As for G., my better half in high school, he too has grown into his own over the course of time. He became a selfish and sex-driven maniac who lost sight of any goal he might of once had for our future. We broke up in December of our first year at college which drove me into the gravel with jealousy and bottled rage towards his sudden aloofness. He no longer cared for me like he used to, which became painfully apparent when he stopped calling.
Four and a half years of my life, I felt, down the drain.
After one the most downtrodden January' s of my life, I returned to school with a build up of excessive optimism, just run-off from my self-therapy sessions that I held in my brain as I drove around the destination-less snowy streets of my town. To my surprise, the tension between us eased slightly over the course of the second semester when I developed a crush on a lesbian at school and G. and I started to have conversations with a comfortable void of sexual undertone. I thought everything finally be alright.

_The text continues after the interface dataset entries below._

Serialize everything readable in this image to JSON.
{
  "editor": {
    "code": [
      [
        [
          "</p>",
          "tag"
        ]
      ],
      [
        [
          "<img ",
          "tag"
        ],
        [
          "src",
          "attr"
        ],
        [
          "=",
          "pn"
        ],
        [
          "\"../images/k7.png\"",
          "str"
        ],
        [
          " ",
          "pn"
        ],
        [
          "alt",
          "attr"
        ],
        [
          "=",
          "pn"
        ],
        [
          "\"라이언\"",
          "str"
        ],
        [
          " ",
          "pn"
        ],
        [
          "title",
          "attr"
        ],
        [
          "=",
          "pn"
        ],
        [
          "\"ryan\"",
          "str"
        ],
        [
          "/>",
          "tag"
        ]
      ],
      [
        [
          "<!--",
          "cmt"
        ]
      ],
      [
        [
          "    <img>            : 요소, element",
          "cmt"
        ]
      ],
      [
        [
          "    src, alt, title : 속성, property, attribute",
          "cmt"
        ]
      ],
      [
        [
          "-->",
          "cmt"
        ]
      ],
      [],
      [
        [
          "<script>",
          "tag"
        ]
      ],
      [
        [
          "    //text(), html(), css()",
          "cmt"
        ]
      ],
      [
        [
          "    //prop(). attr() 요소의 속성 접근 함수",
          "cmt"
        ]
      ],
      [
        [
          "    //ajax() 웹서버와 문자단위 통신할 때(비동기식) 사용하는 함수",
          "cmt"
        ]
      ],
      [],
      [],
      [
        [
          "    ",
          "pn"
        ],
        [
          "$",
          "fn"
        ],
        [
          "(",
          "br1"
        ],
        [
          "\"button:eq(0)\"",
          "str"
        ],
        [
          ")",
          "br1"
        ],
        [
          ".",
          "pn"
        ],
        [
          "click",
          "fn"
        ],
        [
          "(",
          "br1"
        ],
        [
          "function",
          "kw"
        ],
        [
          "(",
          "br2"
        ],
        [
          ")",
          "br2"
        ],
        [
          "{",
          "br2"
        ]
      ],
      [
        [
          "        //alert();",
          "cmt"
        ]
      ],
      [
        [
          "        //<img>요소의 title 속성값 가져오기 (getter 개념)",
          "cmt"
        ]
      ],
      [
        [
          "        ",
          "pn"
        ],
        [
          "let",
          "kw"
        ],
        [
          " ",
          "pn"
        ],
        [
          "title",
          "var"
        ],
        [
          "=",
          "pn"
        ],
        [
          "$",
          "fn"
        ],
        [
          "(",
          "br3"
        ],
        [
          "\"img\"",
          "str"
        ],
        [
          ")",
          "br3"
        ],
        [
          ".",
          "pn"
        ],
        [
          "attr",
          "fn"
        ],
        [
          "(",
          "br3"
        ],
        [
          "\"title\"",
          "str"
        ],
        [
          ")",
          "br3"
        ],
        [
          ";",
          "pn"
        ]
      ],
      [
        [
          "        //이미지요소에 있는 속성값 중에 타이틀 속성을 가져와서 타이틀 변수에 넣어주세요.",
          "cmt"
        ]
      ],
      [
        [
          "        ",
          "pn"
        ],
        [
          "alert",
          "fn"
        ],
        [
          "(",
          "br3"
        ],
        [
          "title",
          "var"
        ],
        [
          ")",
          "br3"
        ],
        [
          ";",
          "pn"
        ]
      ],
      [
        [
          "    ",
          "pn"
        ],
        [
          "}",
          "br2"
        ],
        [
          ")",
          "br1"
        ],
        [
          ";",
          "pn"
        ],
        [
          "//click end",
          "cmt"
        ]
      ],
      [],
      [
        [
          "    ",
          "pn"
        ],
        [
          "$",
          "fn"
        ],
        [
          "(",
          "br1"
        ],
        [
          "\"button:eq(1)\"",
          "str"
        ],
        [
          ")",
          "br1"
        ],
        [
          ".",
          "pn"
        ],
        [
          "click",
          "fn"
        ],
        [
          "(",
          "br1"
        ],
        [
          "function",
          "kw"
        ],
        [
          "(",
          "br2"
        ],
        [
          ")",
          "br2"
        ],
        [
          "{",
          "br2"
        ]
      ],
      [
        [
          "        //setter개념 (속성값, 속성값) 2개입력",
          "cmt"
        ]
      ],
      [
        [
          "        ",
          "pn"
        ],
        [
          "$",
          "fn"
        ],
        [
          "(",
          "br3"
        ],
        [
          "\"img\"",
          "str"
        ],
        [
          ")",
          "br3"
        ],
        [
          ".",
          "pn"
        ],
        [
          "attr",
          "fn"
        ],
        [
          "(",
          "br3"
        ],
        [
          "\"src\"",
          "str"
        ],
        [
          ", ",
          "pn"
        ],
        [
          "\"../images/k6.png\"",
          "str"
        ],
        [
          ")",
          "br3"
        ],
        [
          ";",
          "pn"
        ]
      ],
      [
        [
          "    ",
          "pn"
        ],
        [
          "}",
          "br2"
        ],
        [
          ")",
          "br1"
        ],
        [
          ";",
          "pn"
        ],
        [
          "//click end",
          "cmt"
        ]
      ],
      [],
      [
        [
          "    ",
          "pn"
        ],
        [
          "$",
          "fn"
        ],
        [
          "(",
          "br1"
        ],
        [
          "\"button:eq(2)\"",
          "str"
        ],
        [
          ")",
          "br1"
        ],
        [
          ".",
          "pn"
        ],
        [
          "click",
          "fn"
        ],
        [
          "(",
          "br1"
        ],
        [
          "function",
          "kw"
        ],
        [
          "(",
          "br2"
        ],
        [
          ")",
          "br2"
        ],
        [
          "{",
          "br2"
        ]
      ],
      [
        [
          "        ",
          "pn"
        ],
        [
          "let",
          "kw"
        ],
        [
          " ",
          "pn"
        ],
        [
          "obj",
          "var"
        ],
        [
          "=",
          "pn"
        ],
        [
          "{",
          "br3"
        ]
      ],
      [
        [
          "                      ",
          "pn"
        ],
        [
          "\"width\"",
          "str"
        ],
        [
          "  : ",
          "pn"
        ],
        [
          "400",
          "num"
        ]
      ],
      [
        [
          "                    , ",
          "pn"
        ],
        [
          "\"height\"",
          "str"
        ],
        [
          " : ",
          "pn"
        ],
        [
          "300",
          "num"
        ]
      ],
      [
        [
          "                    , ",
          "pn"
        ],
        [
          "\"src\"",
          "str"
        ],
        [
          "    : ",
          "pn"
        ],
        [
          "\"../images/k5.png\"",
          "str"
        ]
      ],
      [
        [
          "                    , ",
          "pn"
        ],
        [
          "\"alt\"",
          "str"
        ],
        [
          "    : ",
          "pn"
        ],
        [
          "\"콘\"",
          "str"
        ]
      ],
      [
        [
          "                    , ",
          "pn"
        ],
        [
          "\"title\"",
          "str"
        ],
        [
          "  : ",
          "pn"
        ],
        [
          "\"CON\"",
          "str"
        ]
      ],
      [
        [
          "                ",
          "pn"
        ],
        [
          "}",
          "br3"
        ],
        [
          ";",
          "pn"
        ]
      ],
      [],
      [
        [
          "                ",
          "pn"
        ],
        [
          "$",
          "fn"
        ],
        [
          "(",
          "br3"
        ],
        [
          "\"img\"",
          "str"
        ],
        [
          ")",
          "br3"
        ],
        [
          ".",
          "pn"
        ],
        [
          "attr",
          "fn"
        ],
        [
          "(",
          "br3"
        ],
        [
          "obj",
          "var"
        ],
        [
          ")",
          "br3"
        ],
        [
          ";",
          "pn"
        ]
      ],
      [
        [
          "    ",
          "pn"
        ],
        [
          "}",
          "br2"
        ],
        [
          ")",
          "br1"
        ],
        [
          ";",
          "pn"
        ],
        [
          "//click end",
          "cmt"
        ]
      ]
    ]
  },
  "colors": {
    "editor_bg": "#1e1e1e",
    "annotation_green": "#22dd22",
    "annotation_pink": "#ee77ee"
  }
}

Then the summer happened, and we were forced to be in the same place at the same time, except with a new edition in our lives-the other girl. He too had developed a new crush, but on someone from our town who, annoyingly enough, reciprocated the feelings.
But instead of harping over other people' s actions that I couldn' t control then and certainly can' t take back now, I' ll choose to end my life story on a positive note. That is, I don' t really feel like this is the "end" but rather the real beginning. My childhood was just a prelude to the better stuff, the real memories I would love to tell and re-tell in countless autobiographies. I have so much yet to explore, and college has only so far been the wading pool for this exploration, a way to dip my toe in to see how the water' s feeling without taking the full leap. Who knows, maybe I' ll revisit this assignment in thirty years, bundled with experience and just itching to revise this life story into something more interesting.